*YOUR ASSIGNMENT*: Leaving out the pictures, output each record exactly as it stands.

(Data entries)

====

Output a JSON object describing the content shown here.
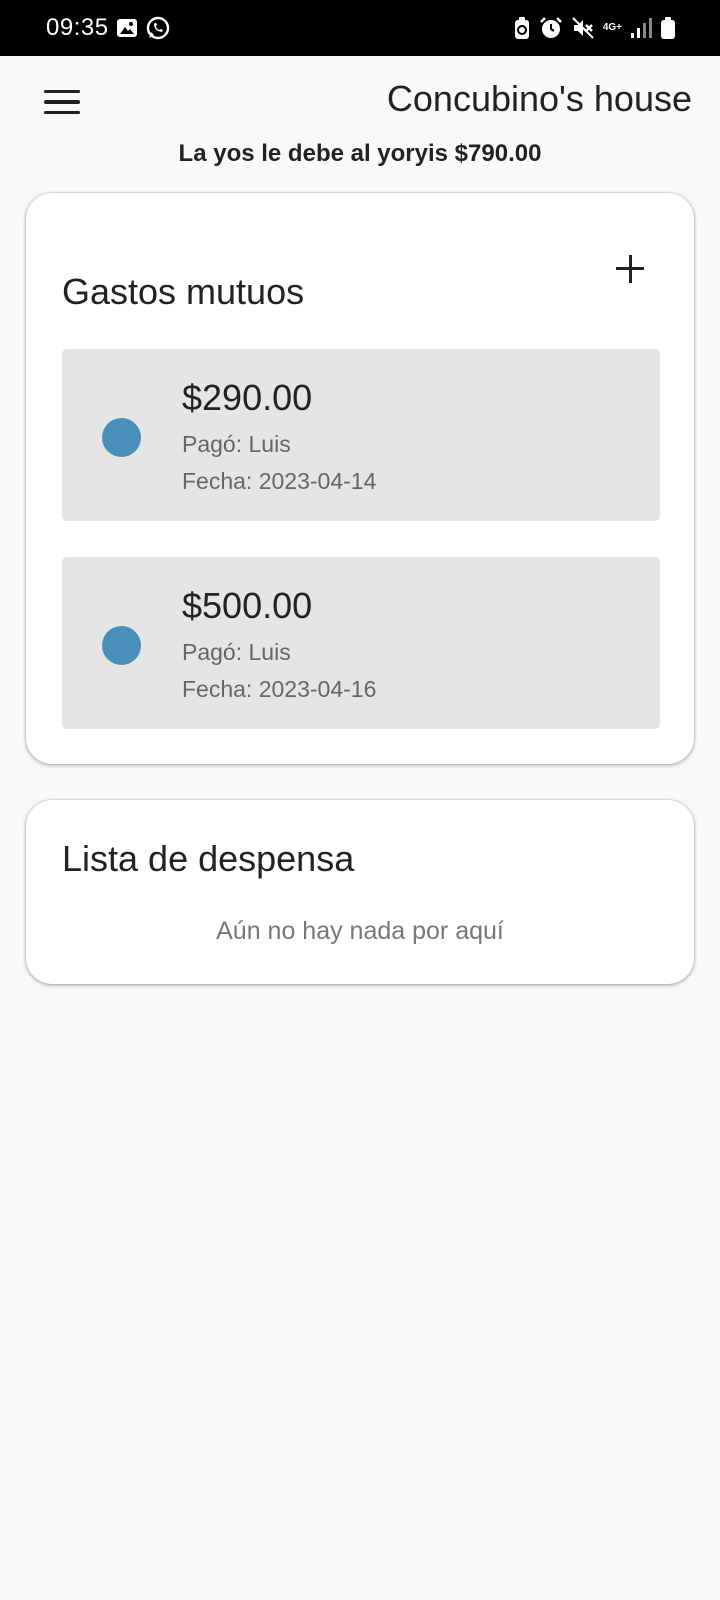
{
  "status_bar": {
    "time": "09:35",
    "left_icons": [
      "image-icon",
      "whatsapp-icon"
    ],
    "right_icons": [
      "battery-saver-icon",
      "alarm-icon",
      "mute-icon",
      "network-4g-icon",
      "signal-icon",
      "battery-icon"
    ],
    "network_label": "4G+"
  },
  "app_bar": {
    "menu_icon": "hamburger-menu-icon",
    "title": "Concubino's house"
  },
  "summary": "La yos le debe al yoryis $790.00",
  "expenses_card": {
    "title": "Gastos mutuos",
    "add_icon": "plus-icon",
    "items": [
      {
        "amount": "$290.00",
        "payer": "Pagó: Luis",
        "date": "Fecha: 2023-04-14",
        "dot_color": "#4a8fba"
      },
      {
        "amount": "$500.00",
        "payer": "Pagó: Luis",
        "date": "Fecha: 2023-04-16",
        "dot_color": "#4a8fba"
      }
    ]
  },
  "pantry_card": {
    "title": "Lista de despensa",
    "empty_message": "Aún no hay nada por aquí"
  },
  "colors": {
    "background": "#f9f9f9",
    "card": "#ffffff",
    "item_background": "#e5e5e5",
    "accent_dot": "#4a8fba",
    "status_bar": "#000000"
  }
}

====

*ANSWER BELOW*:
Output a JSON object describing the content shown here.
{
  "status_bar": {
    "time": "09:35",
    "left_icons": [
      "image-icon",
      "whatsapp-icon"
    ],
    "right_icons": [
      "battery-saver-icon",
      "alarm-icon",
      "mute-icon",
      "network-4g-icon",
      "signal-icon",
      "battery-icon"
    ],
    "network_label": "4G+"
  },
  "app_bar": {
    "menu_icon": "hamburger-menu-icon",
    "title": "Concubino's house"
  },
  "summary": "La yos le debe al yoryis $790.00",
  "expenses_card": {
    "title": "Gastos mutuos",
    "add_icon": "plus-icon",
    "items": [
      {
        "amount": "$290.00",
        "payer": "Pagó: Luis",
        "date": "Fecha: 2023-04-14",
        "dot_color": "#4a8fba"
      },
      {
        "amount": "$500.00",
        "payer": "Pagó: Luis",
        "date": "Fecha: 2023-04-16",
        "dot_color": "#4a8fba"
      }
    ]
  },
  "pantry_card": {
    "title": "Lista de despensa",
    "empty_message": "Aún no hay nada por aquí"
  },
  "colors": {
    "background": "#f9f9f9",
    "card": "#ffffff",
    "item_background": "#e5e5e5",
    "accent_dot": "#4a8fba",
    "status_bar": "#000000"
  }
}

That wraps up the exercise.